The Department of National Defence is investigating its handling of sexual assault complaints involving a convicted former medical technician who is facing 31 new charges, The Canadian Press has learned.
Complaints involving James Wilks were mishandled, says a lawyer for one of his victims who is suing the former medical technician and the military.
Phillip Millar, who says he is also representing several other women who have come forward to file claims against Wilks, alleges his chain of command knew of complaints against him but did little to act on them.
"People have come forward indicating they reported issues that went unheard and unactioned," Millar said in an interview from his law office in London, Ont.
"When was the first time a complaint was made internally about this guy and what did they do about it? I think that's going to be their big problem is that there were previous complaints that weren't followed up on."
A spokeswoman with the Canadian Forces National Investigation Service would only say it started looking into the matter last month "to determine if appropriate action was taken by the chain of command of ... James Wilks when staff was made aware of his actions in the workplace."
Those actions became the focus of a court martial in 2011 involving the allegations of three women. Wilks, a petty officer second class who is now retired, was found guilty of one count of sexual assault, four counts of breach of trust and was sentenced to nine months in jail.
Statements of defence have not been filed in the civil lawsuit and Wilks could not be reached for comment. The statement of claim contains allegations not proven in court.
Wilks, who was 51 when convicted in 2011, was conducting examinations at recruiting centres in Ontario. The investigation service says complainants alleged Wilks performed inappropriate medical exams between 2002 and 2009.
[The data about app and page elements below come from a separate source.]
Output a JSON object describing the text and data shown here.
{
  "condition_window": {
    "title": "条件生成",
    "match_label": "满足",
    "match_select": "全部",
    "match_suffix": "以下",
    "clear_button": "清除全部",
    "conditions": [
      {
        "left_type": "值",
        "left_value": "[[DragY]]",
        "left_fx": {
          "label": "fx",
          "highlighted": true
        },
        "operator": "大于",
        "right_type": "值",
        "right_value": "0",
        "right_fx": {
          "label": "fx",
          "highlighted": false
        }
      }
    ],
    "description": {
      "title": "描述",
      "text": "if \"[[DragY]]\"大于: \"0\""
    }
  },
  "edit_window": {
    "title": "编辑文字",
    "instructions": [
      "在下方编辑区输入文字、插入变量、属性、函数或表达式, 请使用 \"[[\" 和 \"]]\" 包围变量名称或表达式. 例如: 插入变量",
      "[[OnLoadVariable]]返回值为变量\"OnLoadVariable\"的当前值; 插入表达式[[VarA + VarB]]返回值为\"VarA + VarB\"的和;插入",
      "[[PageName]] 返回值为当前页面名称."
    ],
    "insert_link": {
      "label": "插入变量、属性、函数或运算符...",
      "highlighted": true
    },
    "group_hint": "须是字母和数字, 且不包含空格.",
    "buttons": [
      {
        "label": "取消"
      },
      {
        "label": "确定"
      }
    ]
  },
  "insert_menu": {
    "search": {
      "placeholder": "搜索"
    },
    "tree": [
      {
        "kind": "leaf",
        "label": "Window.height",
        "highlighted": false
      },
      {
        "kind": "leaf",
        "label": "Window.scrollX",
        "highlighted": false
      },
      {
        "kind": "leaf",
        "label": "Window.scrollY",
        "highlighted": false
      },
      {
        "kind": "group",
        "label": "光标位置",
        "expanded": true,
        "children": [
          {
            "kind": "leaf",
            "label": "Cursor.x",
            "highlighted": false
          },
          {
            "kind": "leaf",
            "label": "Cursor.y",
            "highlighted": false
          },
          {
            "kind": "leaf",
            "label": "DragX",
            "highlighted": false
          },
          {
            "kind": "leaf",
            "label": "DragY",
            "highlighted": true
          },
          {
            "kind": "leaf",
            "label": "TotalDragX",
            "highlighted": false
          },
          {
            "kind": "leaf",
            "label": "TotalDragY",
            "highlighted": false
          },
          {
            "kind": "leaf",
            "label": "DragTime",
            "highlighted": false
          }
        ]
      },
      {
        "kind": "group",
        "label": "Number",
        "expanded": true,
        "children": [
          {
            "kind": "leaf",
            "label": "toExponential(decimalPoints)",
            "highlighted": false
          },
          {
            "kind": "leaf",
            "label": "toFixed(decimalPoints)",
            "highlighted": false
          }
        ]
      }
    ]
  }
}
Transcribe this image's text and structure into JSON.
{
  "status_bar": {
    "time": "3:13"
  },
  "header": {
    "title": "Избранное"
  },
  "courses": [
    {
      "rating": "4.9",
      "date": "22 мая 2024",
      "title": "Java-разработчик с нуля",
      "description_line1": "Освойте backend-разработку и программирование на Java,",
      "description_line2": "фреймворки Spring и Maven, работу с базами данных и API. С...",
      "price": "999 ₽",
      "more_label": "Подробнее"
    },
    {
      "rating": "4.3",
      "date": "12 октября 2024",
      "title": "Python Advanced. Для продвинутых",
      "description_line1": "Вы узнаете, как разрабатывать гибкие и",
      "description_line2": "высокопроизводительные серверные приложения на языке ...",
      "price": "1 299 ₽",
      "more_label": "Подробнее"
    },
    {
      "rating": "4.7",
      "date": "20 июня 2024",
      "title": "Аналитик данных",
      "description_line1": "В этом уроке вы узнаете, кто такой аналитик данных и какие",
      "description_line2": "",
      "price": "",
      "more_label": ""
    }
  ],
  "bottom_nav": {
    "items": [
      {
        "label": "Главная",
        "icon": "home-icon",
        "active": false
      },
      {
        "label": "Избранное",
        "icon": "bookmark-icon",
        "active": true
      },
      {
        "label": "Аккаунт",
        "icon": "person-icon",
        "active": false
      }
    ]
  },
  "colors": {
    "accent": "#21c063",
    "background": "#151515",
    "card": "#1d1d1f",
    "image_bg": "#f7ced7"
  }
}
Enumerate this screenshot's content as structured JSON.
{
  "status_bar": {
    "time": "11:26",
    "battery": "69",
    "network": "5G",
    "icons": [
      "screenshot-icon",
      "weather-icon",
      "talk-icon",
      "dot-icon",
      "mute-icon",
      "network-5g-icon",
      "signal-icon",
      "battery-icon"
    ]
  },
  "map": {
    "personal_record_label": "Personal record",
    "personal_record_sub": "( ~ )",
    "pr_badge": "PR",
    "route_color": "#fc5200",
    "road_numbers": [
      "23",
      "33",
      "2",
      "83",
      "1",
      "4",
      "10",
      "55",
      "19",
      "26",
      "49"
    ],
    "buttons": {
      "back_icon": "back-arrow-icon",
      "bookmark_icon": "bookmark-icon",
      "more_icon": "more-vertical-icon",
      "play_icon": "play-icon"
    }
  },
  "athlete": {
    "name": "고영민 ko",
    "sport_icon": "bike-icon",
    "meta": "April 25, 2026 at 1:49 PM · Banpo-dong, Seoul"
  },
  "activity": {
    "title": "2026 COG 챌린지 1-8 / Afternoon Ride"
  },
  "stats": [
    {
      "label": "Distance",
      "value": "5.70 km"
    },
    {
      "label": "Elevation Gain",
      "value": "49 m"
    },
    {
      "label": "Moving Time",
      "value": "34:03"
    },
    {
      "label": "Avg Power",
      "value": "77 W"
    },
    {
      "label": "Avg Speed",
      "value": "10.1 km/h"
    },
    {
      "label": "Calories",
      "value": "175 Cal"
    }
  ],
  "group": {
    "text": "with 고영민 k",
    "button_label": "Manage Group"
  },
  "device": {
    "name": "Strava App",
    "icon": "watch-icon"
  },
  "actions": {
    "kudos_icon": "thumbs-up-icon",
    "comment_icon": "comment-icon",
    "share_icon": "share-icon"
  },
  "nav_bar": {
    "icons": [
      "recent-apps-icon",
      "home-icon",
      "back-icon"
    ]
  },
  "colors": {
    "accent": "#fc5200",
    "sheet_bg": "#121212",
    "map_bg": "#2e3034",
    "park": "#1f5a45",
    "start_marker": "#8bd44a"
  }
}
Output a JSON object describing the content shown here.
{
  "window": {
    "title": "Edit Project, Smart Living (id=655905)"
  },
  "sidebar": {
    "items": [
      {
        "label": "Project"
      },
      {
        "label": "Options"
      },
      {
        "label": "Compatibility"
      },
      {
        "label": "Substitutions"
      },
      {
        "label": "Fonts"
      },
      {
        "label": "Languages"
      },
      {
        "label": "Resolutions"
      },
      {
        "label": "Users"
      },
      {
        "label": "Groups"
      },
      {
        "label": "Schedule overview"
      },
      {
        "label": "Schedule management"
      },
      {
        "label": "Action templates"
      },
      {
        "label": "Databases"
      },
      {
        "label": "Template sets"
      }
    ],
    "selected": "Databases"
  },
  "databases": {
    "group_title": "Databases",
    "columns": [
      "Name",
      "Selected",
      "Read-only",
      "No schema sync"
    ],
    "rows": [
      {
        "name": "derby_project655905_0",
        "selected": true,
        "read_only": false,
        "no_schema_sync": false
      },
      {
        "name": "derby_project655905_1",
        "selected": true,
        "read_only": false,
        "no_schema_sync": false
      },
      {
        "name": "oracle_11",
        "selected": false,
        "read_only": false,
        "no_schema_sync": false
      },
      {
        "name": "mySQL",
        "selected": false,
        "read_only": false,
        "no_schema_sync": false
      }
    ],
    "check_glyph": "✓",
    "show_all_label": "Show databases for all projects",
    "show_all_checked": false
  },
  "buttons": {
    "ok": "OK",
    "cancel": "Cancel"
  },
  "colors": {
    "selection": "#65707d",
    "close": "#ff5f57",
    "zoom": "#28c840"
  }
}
In a civil lawsuit filed against him in the Ontario Superior Court of Justice, it is alleged by a recruit referred to as R.W. in court documents that Wilks touched her breasts and pressed his groin against her when she was 17.
Wilks was found not guilty of sexual assault in the court martial case involving R.W., who cannot be named under a military judge's order. He was found guilty of breach of trust for "conducting an enrolment medical examination on Miss R.W. in a manner contrary to Canadian Forces Health Services Group policies and procedures."
Other alleged victims spoke out after the Military Police made a public appeal for them to step forward.
The new charges against Wilks were laid last year and he is now facing 12 counts of sexual assault and 19 counts of breach of trust under the National Defence Act and the Criminal Code. The charges have not been proven and a date has not been set for his court martial.
The complaints involving Wilks are among several cases that expose a much broader issue of sexual assault in the military, says JoAnne Brooks, director of the Women's Sexual Assault Centre of Renfrew County, which is about a 20-minute drive from CFB Petawawa in Ontario.
Brooks said too many women in the military refuse to file official complaints of sexual assault because of the explicit power dynamic between ranks.